Hearing this, I wanted to strangle him. Or pack my bags and leave. Still, when you’re nine months pregnant with a man’s child, what choice do you really have but to wait it out and pray for the best?
I did have one last hope: Jason hadn’t always been this much of a party animal. Maybe his behavior really was some weird side effect to my pregnancy that would miraculously dissipate once I gave birth. Although it had become clear to me that no amount of nagging on my part could mold Jason into a model father, perhaps the sight of our child would wake him up. I would find out soon enough.
Five days later at 4 a.m., Jason was as sober as I was, sitting in the hospital, petting my sweat-soaked hair and telling me everything would be fine. And for once, he was right. Jason cried the night our daughter was born, reminding me that in spite of his flaws, he was a softie at heart. When I arrived home from the hospital, he had a bottle of wine waiting for me, which tasted magnificent.
In the days and weeks that followed, I braced myself for one of Jason’s wild alibis to make a break for the bars. To my surprise and utter relief, that alibi never came. Like a hurricane that had finally passed, Jason’s booze-a-thon ended as abruptly as it began. He still goes out occasionally, but now he’s back before midnight, happy to take the late shift and give our daughter a bottle. Perhaps our newborn has left him too pooped for hard-core, hangover-inducing hedonism. Or, maybe he truly has “gotten it out of his system.” Only time would tell for sure.

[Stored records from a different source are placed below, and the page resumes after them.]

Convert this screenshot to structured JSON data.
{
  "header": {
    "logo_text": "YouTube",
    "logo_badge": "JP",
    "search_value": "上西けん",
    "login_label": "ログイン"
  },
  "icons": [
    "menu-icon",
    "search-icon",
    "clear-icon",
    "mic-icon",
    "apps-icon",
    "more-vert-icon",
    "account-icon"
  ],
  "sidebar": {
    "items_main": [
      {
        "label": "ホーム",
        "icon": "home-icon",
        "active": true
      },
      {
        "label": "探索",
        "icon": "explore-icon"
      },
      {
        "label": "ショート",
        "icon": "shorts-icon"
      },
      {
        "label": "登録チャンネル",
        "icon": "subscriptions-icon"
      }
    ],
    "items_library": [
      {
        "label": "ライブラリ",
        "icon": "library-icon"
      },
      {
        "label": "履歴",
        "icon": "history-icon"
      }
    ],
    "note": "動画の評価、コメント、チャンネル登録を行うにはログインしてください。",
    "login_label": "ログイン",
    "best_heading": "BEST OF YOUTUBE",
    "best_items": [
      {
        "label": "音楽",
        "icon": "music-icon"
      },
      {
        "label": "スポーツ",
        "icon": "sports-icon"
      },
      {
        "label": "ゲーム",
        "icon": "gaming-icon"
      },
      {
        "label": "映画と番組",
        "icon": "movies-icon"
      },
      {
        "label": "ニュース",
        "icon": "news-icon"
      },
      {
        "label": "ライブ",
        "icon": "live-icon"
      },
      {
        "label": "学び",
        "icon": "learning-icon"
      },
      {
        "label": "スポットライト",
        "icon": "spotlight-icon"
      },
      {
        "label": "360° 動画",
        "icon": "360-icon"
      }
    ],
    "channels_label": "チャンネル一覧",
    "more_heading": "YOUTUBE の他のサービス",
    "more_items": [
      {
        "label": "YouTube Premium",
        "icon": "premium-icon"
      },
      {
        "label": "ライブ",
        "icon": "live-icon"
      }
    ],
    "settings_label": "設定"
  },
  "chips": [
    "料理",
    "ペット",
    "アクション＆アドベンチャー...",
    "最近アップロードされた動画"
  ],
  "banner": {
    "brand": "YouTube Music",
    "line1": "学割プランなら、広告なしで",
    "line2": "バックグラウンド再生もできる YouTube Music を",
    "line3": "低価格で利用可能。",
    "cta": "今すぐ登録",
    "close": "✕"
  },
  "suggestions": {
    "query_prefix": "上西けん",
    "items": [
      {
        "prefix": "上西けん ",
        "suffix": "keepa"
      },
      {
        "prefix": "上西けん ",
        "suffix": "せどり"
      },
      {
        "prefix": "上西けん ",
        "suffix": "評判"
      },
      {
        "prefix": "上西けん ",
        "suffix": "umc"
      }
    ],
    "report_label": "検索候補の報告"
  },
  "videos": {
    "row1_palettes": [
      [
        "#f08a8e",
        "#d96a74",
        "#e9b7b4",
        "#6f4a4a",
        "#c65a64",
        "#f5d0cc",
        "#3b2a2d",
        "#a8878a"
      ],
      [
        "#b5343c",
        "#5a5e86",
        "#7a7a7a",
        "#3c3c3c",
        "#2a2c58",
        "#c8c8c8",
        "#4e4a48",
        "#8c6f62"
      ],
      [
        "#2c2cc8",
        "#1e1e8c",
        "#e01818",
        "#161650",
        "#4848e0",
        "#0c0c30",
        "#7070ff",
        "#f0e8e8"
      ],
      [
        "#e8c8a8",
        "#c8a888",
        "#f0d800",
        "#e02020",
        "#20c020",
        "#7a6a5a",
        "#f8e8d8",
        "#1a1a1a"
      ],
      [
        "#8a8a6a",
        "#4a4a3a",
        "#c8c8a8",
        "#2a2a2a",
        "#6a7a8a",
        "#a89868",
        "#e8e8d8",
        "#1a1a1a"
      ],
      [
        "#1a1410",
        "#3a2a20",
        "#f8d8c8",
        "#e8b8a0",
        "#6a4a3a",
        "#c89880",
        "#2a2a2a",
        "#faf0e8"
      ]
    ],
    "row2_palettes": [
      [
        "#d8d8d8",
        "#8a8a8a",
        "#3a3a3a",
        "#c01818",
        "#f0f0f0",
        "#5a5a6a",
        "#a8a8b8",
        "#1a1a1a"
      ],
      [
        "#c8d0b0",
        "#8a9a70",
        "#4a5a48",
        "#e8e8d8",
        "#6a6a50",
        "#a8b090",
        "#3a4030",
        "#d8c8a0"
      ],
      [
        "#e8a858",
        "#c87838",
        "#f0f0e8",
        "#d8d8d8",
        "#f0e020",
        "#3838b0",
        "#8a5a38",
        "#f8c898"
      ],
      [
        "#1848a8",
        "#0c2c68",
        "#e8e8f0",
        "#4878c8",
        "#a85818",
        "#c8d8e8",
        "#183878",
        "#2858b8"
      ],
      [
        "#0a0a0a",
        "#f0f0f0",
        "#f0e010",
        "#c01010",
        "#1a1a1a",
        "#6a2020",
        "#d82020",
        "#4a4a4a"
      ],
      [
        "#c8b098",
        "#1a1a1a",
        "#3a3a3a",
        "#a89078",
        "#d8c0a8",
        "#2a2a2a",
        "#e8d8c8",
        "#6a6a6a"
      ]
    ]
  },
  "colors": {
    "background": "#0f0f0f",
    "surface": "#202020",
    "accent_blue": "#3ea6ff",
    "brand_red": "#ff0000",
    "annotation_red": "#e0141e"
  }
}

Two months after giving birth, I had my first girl’s night out. I was reluctant to leave the baby, but Jason all but pushed me out the door.
“You need this,” he said.
As I set foot in a bar up the block, the bartender’s eyebrows rose when he saw me, as if to say: Fancy seeing you here instead of your husband. When I returned home, my daughter was safe and asleep. Jason was beaming with a look that implied See? She’s still alive. Stop worrying so much.
These days, Jason’s drunken tumble down the stairs seems a little less ominous. Sometimes I even joke about it. We all fall at some point. Some of us fall quietly, others with flair. We’d all lead lonely lives if we didn’t stick around and trust that people will eventually get back on their feet.
Original by Judy Dutton